#### WHAT TO DO
Verbatim copy, images omitted: return the full listing.

#### TASK INPUTS
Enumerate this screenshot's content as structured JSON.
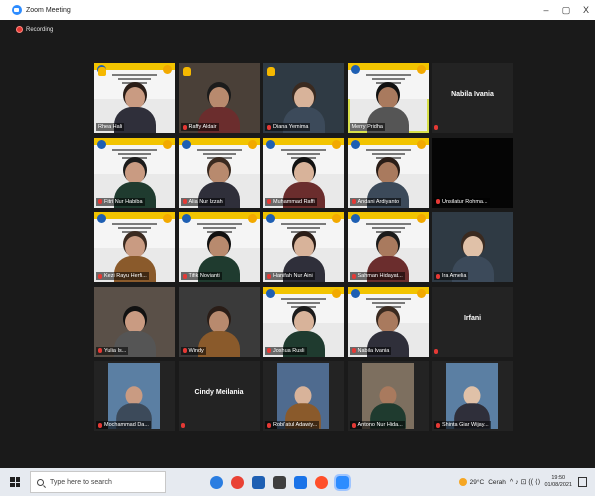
{
  "window": {
    "title": "Zoom Meeting",
    "controls": [
      "–",
      "▢",
      "X"
    ]
  },
  "recording": {
    "label": "Recording"
  },
  "participants": [
    {
      "name": "Rhea Hali",
      "muted": false,
      "hand": true,
      "slide": true,
      "video": true
    },
    {
      "name": "Raffy Aldair",
      "muted": true,
      "hand": true,
      "slide": false,
      "video": true
    },
    {
      "name": "Diana Yemima",
      "muted": true,
      "hand": true,
      "slide": false,
      "video": true
    },
    {
      "name": "Merry Pridha",
      "muted": false,
      "hand": false,
      "slide": true,
      "video": true,
      "active": true
    },
    {
      "name": "Nabila Ivania",
      "muted": true,
      "video": false
    },
    {
      "name": "Fitri Nur Habiba",
      "muted": true,
      "slide": true,
      "video": true
    },
    {
      "name": "Alia Nur Izzah",
      "muted": true,
      "slide": true,
      "video": true
    },
    {
      "name": "Muhammad Raffi",
      "muted": true,
      "slide": true,
      "video": true
    },
    {
      "name": "Andani Ardiyanto",
      "muted": true,
      "slide": true,
      "video": true
    },
    {
      "name": "Unsilatur Rohma...",
      "muted": true,
      "slide": false,
      "video": true,
      "dark": true
    },
    {
      "name": "Kezi Rayu Herfi...",
      "muted": true,
      "slide": true,
      "video": true
    },
    {
      "name": "Tifik Novianti",
      "muted": true,
      "slide": true,
      "video": true
    },
    {
      "name": "Hanifah Nur Aini",
      "muted": true,
      "slide": true,
      "video": true
    },
    {
      "name": "Sahman Hidayat...",
      "muted": true,
      "slide": true,
      "video": true
    },
    {
      "name": "Ira Amelia",
      "muted": true,
      "slide": false,
      "video": true
    },
    {
      "name": "Yulia Is...",
      "muted": true,
      "slide": false,
      "video": true
    },
    {
      "name": "Windy",
      "muted": true,
      "slide": false,
      "video": true
    },
    {
      "name": "Joshua Rusli",
      "muted": true,
      "slide": true,
      "video": true
    },
    {
      "name": "Nabila Ivania",
      "muted": true,
      "slide": true,
      "video": true
    },
    {
      "name": "Irfani",
      "muted": true,
      "video": false
    },
    {
      "name": "Mochammad Da...",
      "muted": true,
      "slide": false,
      "video": true,
      "photo": true
    },
    {
      "name": "Cindy Meilania",
      "muted": true,
      "video": false
    },
    {
      "name": "Robi'atul Adawiy...",
      "muted": true,
      "slide": false,
      "video": true,
      "photo": true
    },
    {
      "name": "Antono Nur Hida...",
      "muted": true,
      "slide": false,
      "video": true,
      "photo": true
    },
    {
      "name": "Shinta Giar Wijay...",
      "muted": true,
      "slide": false,
      "video": true,
      "photo": true
    }
  ],
  "taskbar": {
    "search_placeholder": "Type here to search",
    "weather_temp": "29°C",
    "weather_label": "Cerah",
    "tray_icons": "^ ♪ ⊡ ((  ⟨⟩",
    "time": "19:50",
    "date": "01/08/2021"
  },
  "colors": {
    "slide_accent": "#f2c400",
    "active_border": "#d8e04a",
    "muted_icon": "#e53935",
    "tile_bg": "#232323",
    "window_bg": "#1a1a1a"
  }
}
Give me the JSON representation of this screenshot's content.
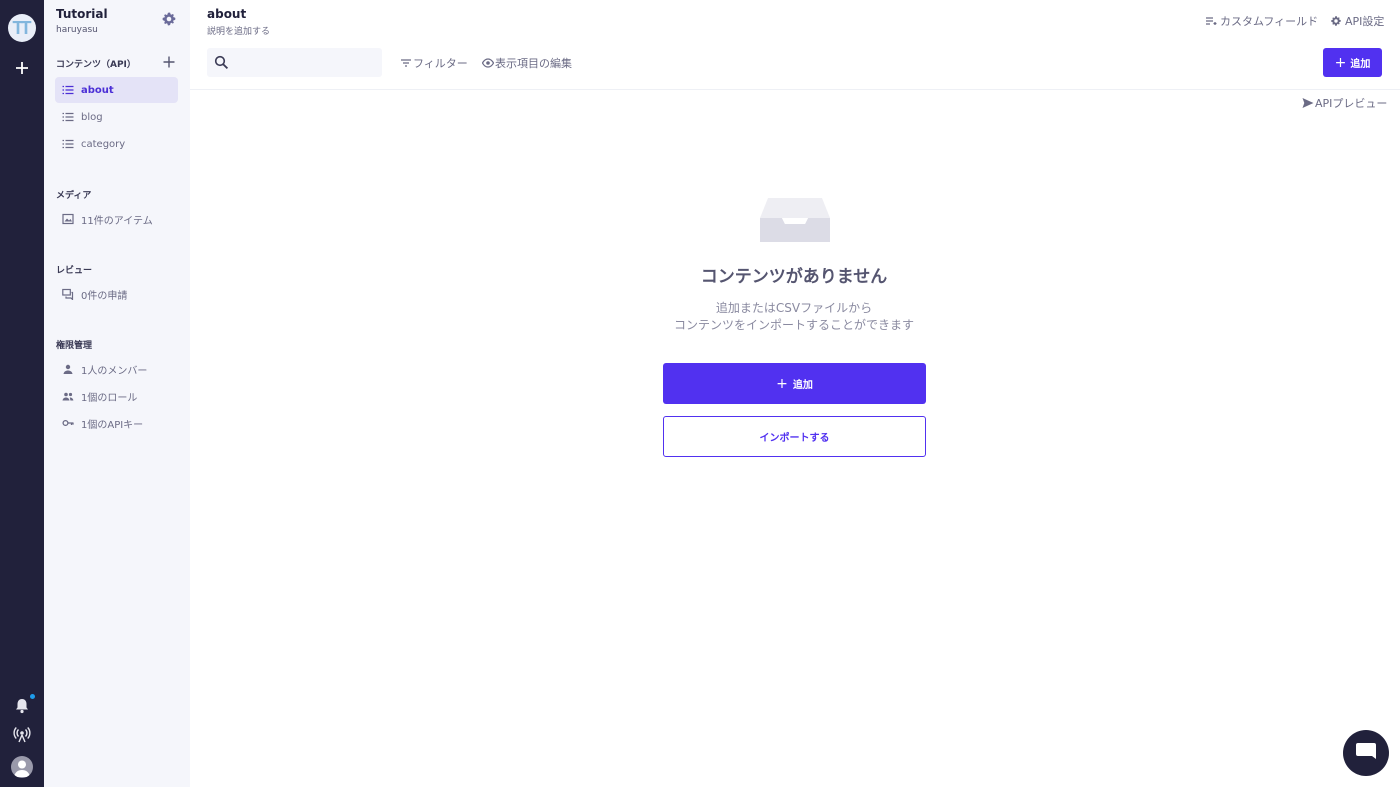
{
  "rail": {
    "service_initials": "TT",
    "icons": [
      "add-service-icon",
      "bell-icon",
      "broadcast-icon",
      "user-avatar"
    ]
  },
  "sidebar": {
    "service_name": "Tutorial",
    "service_id": "haruyasu",
    "content_section": "コンテンツ（API）",
    "content_items": [
      {
        "label": "about",
        "active": true
      },
      {
        "label": "blog",
        "active": false
      },
      {
        "label": "category",
        "active": false
      }
    ],
    "media_section": "メディア",
    "media_item": "11件のアイテム",
    "review_section": "レビュー",
    "review_item": "0件の申請",
    "permission_section": "権限管理",
    "permission_items": [
      "1人のメンバー",
      "1個のロール",
      "1個のAPIキー"
    ]
  },
  "header": {
    "title": "about",
    "description": "説明を追加する",
    "custom_field": "カスタムフィールド",
    "api_settings": "API設定"
  },
  "toolbar": {
    "search_placeholder": "",
    "filter": "フィルター",
    "edit_columns": "表示項目の編集",
    "add_button": "追加"
  },
  "api_preview": "APIプレビュー",
  "empty_state": {
    "title": "コンテンツがありません",
    "line1": "追加またはCSVファイルから",
    "line2": "コンテンツをインポートすることができます",
    "add_button": "追加",
    "import_button": "インポートする"
  },
  "colors": {
    "accent": "#5131f0",
    "rail": "#21213b",
    "sidebar": "#f5f6fb"
  }
}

#### EXERCISE RESULT
Enumerate this screenshot's content as structured JSON.
{
  "window": {
    "title": "Zoom Meeting",
    "controls": [
      "–",
      "▢",
      "X"
    ]
  },
  "recording": {
    "label": "Recording"
  },
  "participants": [
    {
      "name": "Rhea Hali",
      "muted": false,
      "hand": true,
      "slide": true,
      "video": true
    },
    {
      "name": "Raffy Aldair",
      "muted": true,
      "hand": true,
      "slide": false,
      "video": true
    },
    {
      "name": "Diana Yemima",
      "muted": true,
      "hand": true,
      "slide": false,
      "video": true
    },
    {
      "name": "Merry Pridha",
      "muted": false,
      "hand": false,
      "slide": true,
      "video": true,
      "active": true
    },
    {
      "name": "Nabila Ivania",
      "muted": true,
      "video": false
    },
    {
      "name": "Fitri Nur Habiba",
      "muted": true,
      "slide": true,
      "video": true
    },
    {
      "name": "Alia Nur Izzah",
      "muted": true,
      "slide": true,
      "video": true
    },
    {
      "name": "Muhammad Raffi",
      "muted": true,
      "slide": true,
      "video": true
    },
    {
      "name": "Andani Ardiyanto",
      "muted": true,
      "slide": true,
      "video": true
    },
    {
      "name": "Unsilatur Rohma...",
      "muted": true,
      "slide": false,
      "video": true,
      "dark": true
    },
    {
      "name": "Kezi Rayu Herfi...",
      "muted": true,
      "slide": true,
      "video": true
    },
    {
      "name": "Tifik Novianti",
      "muted": true,
      "slide": true,
      "video": true
    },
    {
      "name": "Hanifah Nur Aini",
      "muted": true,
      "slide": true,
      "video": true
    },
    {
      "name": "Sahman Hidayat...",
      "muted": true,
      "slide": true,
      "video": true
    },
    {
      "name": "Ira Amelia",
      "muted": true,
      "slide": false,
      "video": true
    },
    {
      "name": "Yulia Is...",
      "muted": true,
      "slide": false,
      "video": true
    },
    {
      "name": "Windy",
      "muted": true,
      "slide": false,
      "video": true
    },
    {
      "name": "Joshua Rusli",
      "muted": true,
      "slide": true,
      "video": true
    },
    {
      "name": "Nabila Ivania",
      "muted": true,
      "slide": true,
      "video": true
    },
    {
      "name": "Irfani",
      "muted": true,
      "video": false
    },
    {
      "name": "Mochammad Da...",
      "muted": true,
      "slide": false,
      "video": true,
      "photo": true
    },
    {
      "name": "Cindy Meilania",
      "muted": true,
      "video": false
    },
    {
      "name": "Robi'atul Adawiy...",
      "muted": true,
      "slide": false,
      "video": true,
      "photo": true
    },
    {
      "name": "Antono Nur Hida...",
      "muted": true,
      "slide": false,
      "video": true,
      "photo": true
    },
    {
      "name": "Shinta Giar Wijay...",
      "muted": true,
      "slide": false,
      "video": true,
      "photo": true
    }
  ],
  "taskbar": {
    "search_placeholder": "Type here to search",
    "weather_temp": "29°C",
    "weather_label": "Cerah",
    "tray_icons": "^ ♪ ⊡ ((  ⟨⟩",
    "time": "19:50",
    "date": "01/08/2021"
  },
  "colors": {
    "slide_accent": "#f2c400",
    "active_border": "#d8e04a",
    "muted_icon": "#e53935",
    "tile_bg": "#232323",
    "window_bg": "#1a1a1a"
  }
}
Give me the JSON representation of this screenshot's content.
{
  "rail": {
    "service_initials": "TT",
    "icons": [
      "add-service-icon",
      "bell-icon",
      "broadcast-icon",
      "user-avatar"
    ]
  },
  "sidebar": {
    "service_name": "Tutorial",
    "service_id": "haruyasu",
    "content_section": "コンテンツ（API）",
    "content_items": [
      {
        "label": "about",
        "active": true
      },
      {
        "label": "blog",
        "active": false
      },
      {
        "label": "category",
        "active": false
      }
    ],
    "media_section": "メディア",
    "media_item": "11件のアイテム",
    "review_section": "レビュー",
    "review_item": "0件の申請",
    "permission_section": "権限管理",
    "permission_items": [
      "1人のメンバー",
      "1個のロール",
      "1個のAPIキー"
    ]
  },
  "header": {
    "title": "about",
    "description": "説明を追加する",
    "custom_field": "カスタムフィールド",
    "api_settings": "API設定"
  },
  "toolbar": {
    "search_placeholder": "",
    "filter": "フィルター",
    "edit_columns": "表示項目の編集",
    "add_button": "追加"
  },
  "api_preview": "APIプレビュー",
  "empty_state": {
    "title": "コンテンツがありません",
    "line1": "追加またはCSVファイルから",
    "line2": "コンテンツをインポートすることができます",
    "add_button": "追加",
    "import_button": "インポートする"
  },
  "colors": {
    "accent": "#5131f0",
    "rail": "#21213b",
    "sidebar": "#f5f6fb"
  }
}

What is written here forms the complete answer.